The Iraq-Iran War was raging. Occasionally a 'stray' scud missile fired by Iran landed somewhere in Kuwait. The Saudis & Kuwaitis were aiding Saddam with billions of dollars and weapons convoys heading north via the Matla Ridge (hardly a ridge at all, a small gebel with the remains of British dragons teeth tank traps from the threatened Iraqi invasion in the 60's). One day a colleague drove up to Bubiyan Island (now a military base). He saw hundreds of dead sheep with no external wounds, so wisely turned around. North-west of where we lived on the coast the Iranians had captured the Faw Peninsular. At Easter I went to Egypt for a break.

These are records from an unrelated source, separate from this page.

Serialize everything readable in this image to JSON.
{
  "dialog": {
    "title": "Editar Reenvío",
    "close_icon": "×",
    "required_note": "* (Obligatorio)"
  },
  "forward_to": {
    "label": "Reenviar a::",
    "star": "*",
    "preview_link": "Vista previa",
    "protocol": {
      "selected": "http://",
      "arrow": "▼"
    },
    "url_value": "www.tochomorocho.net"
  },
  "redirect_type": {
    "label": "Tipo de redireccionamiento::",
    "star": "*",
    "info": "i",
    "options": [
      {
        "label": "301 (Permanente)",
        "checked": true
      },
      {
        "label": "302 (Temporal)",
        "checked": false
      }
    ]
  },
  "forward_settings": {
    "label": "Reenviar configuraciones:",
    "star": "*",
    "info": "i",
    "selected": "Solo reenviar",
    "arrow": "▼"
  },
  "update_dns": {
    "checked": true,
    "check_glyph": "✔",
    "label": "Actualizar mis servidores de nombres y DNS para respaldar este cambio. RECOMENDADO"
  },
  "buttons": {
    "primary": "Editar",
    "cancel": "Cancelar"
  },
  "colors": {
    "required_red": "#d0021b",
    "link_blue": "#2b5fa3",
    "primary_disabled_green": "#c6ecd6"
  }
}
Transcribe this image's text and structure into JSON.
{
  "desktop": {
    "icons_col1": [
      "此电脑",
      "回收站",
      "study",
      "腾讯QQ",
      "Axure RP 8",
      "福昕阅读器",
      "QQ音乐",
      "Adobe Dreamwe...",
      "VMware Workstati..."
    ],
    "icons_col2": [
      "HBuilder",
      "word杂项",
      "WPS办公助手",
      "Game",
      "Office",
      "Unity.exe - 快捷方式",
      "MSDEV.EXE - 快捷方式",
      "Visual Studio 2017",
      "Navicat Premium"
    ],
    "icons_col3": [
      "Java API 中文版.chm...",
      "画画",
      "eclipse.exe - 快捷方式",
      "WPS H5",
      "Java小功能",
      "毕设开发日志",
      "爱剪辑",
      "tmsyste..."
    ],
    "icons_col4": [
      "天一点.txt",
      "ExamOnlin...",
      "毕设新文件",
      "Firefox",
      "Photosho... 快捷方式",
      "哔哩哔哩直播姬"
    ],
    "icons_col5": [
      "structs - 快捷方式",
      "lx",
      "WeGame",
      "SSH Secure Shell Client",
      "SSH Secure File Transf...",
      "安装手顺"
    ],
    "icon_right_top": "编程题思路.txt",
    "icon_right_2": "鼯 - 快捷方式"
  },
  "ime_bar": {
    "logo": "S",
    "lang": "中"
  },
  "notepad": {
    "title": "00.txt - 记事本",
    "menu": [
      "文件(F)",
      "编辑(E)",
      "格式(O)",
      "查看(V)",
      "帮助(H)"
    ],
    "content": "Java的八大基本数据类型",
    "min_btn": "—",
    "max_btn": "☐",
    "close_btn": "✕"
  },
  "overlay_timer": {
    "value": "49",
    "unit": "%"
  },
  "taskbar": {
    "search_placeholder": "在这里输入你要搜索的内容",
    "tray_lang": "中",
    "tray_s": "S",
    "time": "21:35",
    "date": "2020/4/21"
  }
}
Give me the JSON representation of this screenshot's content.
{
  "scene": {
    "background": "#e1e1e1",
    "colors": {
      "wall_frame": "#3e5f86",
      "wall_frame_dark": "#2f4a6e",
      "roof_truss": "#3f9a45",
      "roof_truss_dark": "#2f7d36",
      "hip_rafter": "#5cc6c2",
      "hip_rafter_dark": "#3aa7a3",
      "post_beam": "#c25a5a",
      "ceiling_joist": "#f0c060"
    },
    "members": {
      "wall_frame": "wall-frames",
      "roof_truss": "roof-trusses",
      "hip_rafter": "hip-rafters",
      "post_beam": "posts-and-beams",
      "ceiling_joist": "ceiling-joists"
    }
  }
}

While I was away the Iraquis counter-attacked. My flatmate told me that even 35 miles south the earth shook with the sound of the Iraqi guns. They also used poison gas.

Having made enough in eight months to put down a deposit on my first flat and got a job, I returned home. For us Brits that's the point. Many of us have qualifications and the support of families back home. Nowadays we can choose to find fame and fortune in Dhubai and elsewhere. Later, after the invasion I learned that because Yassir Arafat backed Saddam, the Kuwaitis expelled the Palestinians-all of them. And now people come to our country to improve their lives, including a lot of Poles and Balts who are basically doing the jobs our own people won't do (while we are paying them benefits of course). I have been reading 'Factory Girls' about migrant workers from the Chinese countryside working in the factories of the south-long hours often for the equivalent of £50 a month. But there are thousands of Chinese illegals in this country working in this country, in debt to the human traffickers and the gang-masters. Forty such strivers for a better life suffocated in the back of a smuggler's lorry. Cockle pickers trapped by the rising tide in the night phoned home, "Mother, goodbye, I am going to die." Meanwhile, students who buy £1,000 shirts, probably made in China, demonstrate for their entitlements.

* [a little known fact: thousands of Chinese labourers built fortifications in France in WW1 and some of them are buried there].